“What a friend we have in a tree, the tree is the symbol of hope, self improvement and what people can do for themselves.”
– Wangari Maathai, Nobel Peace Prize recipient and founder of the Green Belt Movement

Often when we talk about trees, we speak of the ecological services they provide. From trapping greenhouses gases, to treating runoff, to sustaining habitat for wildlife, there is no shortage of what trees can do to heal and fortify our planet. In addition to the environmental benefits trees provide, the mental, emotional, and physical respite they provide to us humans cannot be underestimated.

These benefits, however, are not equitably distributed across our communities. Did you know that diverse and low-income community members often live in areas with the lowest tree cover? Discriminatory housing practices like redlining helped fuel these inequities. Its damaging effects are still being deeply felt today.

Here are just a few of the ways that trees can improve the quality of life in our communities:

  • Neighborhoods with more trees have lower incidences of crime, regardless of socioeconomic status
  • The rate of childhood asthma is 29% lower for every 343 trees per square kilometer
  • Communities with the more tree canopy tend to have lower rates of unemployment
  • Trees reduce air temperature, lessening the effects of urban heat islands
  • Providing wood products and sustainable fibers for our households
  • Planting trees increases property values

Source: Vibrant Cities Lab

I encourage you to take time to appreciate the trees in your backyard, neighborhood, parks and streets this weekend. In what ways do these trees benefit you? How can we work to ensure that the communities we serve have equitable access to these benefits? If you are looking to add to your watch list, you can also check out these unbeleafably good videos and documentaries:

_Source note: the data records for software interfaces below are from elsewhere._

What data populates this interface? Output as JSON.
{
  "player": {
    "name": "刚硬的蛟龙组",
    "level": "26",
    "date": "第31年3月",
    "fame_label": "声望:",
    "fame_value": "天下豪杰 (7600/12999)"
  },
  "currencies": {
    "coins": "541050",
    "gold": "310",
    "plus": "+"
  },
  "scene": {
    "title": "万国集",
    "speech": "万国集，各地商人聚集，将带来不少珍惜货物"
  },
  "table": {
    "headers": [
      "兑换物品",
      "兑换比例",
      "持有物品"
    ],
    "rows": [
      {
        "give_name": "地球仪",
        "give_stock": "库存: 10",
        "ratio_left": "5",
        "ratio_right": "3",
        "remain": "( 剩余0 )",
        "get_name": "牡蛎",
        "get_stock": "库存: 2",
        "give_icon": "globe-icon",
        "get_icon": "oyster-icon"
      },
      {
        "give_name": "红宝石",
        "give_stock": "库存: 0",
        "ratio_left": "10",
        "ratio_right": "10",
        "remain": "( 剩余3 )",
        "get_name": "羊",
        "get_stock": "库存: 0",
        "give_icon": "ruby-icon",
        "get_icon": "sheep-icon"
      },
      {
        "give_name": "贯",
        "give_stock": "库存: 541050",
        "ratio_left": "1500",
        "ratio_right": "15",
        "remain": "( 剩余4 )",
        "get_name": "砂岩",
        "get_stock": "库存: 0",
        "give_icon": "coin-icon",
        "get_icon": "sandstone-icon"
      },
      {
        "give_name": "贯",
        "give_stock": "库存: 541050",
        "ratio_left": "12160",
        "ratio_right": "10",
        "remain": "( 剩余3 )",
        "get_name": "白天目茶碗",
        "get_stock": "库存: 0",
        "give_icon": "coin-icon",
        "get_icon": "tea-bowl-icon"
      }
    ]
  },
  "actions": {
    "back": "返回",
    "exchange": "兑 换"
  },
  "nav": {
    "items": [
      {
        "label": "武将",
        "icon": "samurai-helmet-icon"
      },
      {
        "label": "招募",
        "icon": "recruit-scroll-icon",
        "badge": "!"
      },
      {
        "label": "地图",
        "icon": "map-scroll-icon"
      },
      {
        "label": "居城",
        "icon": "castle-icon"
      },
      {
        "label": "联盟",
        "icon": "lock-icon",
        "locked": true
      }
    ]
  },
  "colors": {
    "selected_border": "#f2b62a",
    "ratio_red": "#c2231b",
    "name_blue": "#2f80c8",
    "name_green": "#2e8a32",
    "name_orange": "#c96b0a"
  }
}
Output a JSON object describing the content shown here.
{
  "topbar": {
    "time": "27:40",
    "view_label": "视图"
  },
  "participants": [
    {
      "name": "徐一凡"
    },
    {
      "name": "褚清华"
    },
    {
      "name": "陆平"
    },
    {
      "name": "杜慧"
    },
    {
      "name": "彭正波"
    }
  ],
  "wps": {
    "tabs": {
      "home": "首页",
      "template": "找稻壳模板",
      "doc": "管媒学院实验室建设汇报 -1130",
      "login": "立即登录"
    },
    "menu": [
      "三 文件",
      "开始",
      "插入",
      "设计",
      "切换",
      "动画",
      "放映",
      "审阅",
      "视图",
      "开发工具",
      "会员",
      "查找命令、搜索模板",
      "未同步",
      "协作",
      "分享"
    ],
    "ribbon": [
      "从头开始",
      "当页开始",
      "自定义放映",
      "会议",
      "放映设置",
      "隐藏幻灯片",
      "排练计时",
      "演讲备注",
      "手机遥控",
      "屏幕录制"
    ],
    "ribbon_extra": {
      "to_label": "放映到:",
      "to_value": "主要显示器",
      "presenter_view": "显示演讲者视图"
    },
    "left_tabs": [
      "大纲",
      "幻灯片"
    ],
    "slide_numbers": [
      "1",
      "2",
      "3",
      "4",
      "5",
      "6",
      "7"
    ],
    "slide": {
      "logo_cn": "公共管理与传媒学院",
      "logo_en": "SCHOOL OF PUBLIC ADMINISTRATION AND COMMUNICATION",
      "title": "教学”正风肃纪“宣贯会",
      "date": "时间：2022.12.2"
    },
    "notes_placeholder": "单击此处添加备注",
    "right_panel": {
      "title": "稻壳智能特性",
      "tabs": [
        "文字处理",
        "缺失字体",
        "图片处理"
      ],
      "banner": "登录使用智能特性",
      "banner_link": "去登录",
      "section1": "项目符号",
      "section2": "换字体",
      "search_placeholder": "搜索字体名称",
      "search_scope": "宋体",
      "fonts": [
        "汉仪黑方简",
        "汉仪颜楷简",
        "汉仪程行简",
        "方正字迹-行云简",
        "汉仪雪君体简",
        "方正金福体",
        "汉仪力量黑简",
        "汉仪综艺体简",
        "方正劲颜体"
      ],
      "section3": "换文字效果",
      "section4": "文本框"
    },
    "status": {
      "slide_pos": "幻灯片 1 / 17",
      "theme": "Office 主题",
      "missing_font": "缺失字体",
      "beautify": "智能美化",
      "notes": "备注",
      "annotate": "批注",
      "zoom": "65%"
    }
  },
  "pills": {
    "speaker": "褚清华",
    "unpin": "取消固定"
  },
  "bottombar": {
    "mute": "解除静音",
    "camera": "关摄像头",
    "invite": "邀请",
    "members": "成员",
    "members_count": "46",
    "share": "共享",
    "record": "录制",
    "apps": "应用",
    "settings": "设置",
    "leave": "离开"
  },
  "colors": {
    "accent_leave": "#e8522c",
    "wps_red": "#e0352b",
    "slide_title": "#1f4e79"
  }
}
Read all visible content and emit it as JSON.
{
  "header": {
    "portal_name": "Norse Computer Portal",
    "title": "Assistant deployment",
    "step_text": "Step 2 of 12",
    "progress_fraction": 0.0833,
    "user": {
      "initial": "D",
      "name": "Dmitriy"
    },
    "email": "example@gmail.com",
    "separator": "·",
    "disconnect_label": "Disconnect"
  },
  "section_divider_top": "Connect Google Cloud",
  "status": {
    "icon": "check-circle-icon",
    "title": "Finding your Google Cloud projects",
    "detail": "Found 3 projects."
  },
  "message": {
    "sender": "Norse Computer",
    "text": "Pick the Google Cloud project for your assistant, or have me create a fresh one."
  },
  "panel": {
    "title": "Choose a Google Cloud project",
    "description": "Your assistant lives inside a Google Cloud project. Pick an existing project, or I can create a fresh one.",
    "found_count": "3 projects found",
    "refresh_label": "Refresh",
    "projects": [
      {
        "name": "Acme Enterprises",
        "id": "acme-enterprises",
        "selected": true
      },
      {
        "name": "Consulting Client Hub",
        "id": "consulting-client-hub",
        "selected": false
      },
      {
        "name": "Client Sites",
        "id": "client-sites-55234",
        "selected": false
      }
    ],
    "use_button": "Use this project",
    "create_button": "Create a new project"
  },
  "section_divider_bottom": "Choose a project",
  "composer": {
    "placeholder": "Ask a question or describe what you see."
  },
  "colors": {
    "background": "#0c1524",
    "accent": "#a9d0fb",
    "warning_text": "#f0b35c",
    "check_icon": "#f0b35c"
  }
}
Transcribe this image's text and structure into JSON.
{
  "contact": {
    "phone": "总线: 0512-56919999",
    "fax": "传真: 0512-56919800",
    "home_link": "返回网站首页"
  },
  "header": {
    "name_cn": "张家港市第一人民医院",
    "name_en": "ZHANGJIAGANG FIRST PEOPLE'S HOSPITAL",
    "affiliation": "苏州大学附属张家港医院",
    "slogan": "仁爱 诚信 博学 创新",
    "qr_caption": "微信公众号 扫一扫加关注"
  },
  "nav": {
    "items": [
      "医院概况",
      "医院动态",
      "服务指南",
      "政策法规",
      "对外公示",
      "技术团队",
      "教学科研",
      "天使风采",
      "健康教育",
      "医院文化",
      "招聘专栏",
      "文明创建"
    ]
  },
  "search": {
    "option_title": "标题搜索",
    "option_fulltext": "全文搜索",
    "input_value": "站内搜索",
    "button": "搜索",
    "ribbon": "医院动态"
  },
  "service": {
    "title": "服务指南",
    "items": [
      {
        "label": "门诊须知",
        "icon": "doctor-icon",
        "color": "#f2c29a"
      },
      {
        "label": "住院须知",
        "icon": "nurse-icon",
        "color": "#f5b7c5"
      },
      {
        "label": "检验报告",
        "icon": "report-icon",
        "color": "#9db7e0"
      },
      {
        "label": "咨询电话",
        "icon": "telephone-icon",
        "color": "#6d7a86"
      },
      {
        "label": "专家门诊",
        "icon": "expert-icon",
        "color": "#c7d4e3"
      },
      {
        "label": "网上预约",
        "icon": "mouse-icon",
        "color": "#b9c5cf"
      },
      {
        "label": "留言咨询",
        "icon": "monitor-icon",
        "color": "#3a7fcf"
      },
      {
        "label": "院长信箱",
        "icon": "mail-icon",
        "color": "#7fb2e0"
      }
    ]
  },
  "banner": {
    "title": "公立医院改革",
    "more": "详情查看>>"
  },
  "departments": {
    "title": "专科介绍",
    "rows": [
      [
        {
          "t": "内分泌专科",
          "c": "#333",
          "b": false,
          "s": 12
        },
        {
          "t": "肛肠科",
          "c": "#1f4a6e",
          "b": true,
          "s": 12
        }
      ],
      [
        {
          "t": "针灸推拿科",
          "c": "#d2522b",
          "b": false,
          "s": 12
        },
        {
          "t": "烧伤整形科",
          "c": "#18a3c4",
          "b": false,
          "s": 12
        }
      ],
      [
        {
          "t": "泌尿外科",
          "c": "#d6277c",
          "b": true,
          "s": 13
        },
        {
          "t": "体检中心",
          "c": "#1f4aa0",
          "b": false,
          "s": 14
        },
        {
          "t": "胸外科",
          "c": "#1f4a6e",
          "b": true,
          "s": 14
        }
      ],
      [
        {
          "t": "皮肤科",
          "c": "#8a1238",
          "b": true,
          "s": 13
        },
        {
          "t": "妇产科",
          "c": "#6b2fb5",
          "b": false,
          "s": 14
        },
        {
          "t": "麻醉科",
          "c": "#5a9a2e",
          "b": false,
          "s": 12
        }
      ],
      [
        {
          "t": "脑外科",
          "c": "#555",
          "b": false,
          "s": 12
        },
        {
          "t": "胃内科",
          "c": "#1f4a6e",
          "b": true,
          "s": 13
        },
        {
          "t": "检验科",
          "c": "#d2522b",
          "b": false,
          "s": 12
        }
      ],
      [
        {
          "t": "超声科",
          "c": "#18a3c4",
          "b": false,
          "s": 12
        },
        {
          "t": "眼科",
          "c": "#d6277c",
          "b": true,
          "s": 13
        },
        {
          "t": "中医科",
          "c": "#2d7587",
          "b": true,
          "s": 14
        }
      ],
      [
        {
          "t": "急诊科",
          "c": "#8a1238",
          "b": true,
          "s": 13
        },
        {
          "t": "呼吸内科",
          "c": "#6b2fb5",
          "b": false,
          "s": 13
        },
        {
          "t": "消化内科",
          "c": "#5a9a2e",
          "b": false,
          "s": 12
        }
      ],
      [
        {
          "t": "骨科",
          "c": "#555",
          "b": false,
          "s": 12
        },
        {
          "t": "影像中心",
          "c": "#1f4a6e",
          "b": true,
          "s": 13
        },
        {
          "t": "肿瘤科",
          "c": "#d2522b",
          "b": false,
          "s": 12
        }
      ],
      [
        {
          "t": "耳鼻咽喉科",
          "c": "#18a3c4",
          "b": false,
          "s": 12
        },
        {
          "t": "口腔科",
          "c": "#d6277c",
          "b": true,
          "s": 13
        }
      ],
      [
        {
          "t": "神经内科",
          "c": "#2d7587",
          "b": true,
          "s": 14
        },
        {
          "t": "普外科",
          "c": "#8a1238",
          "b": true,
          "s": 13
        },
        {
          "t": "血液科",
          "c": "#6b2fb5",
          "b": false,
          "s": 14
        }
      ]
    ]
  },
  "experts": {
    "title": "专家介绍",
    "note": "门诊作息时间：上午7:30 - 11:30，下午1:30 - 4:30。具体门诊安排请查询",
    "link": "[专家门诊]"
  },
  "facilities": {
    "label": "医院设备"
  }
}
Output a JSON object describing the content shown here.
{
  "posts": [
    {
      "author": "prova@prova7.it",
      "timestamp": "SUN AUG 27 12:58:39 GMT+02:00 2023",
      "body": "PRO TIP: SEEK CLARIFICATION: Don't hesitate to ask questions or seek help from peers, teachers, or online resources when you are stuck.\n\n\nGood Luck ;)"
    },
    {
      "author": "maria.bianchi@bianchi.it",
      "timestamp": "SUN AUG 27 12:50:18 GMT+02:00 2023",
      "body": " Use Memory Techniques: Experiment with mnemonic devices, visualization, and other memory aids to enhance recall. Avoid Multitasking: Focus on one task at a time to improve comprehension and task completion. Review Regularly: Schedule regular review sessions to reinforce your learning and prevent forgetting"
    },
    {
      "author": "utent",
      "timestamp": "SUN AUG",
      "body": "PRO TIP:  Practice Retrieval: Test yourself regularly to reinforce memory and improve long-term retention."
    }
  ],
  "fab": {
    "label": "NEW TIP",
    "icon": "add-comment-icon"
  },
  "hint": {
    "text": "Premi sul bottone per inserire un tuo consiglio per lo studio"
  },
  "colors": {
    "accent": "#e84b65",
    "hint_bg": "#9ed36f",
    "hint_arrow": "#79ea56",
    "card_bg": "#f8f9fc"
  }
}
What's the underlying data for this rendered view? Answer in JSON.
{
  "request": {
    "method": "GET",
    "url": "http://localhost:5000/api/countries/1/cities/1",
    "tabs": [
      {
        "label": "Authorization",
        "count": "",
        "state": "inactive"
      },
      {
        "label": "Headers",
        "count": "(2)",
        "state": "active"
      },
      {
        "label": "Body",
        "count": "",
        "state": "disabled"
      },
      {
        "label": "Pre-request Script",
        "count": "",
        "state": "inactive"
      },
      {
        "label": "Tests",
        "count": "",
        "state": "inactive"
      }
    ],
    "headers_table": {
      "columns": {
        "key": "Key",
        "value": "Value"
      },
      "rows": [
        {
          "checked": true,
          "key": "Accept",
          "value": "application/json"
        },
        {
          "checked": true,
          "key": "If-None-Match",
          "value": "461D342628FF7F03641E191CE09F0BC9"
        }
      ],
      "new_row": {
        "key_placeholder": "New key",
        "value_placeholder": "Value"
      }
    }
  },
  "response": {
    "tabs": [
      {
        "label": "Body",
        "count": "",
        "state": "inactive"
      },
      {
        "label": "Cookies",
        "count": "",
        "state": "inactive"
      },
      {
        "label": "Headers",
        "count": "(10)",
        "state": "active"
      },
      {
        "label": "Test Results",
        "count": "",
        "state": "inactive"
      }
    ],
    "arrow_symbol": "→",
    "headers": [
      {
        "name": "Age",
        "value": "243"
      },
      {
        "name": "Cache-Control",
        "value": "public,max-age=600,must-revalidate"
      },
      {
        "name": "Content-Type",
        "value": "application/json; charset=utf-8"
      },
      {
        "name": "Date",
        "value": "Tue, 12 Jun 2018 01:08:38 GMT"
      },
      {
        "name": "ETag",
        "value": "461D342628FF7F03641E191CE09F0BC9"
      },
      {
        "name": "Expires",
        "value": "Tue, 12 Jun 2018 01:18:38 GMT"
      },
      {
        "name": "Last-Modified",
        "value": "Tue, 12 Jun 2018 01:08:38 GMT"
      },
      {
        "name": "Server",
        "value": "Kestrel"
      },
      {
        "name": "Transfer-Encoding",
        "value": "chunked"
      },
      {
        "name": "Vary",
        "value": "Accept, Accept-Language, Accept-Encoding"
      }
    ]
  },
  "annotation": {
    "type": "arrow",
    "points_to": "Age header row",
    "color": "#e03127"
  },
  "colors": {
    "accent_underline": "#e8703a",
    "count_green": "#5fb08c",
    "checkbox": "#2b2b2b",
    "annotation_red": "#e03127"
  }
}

  • City of Trees on Amazon Prime (included with Prime) – During the recession, City of Trees follows three trainees and the directors of a stimulus-funded green job training program designed to put unemployed people back to work by caring for parks in DC.
  • Treeline – Follow a group of skiers, snowboarders, scientists and healers to the birch forests of Japan, the red cedars of British Columbia and the bristlecones of Nevada, as they explore an ancient story written in rings.
  • RECLAIMED – The Urban Wood Project – In this short video learn about The Urban Wood Project in Baltimore City, MD. Post-industrial cities face a suite of interconnected problems. Reusing urban wood can be viewed as a systems solution to a complex problem – a means by which to begin to renew and revitalize lives and communities as well.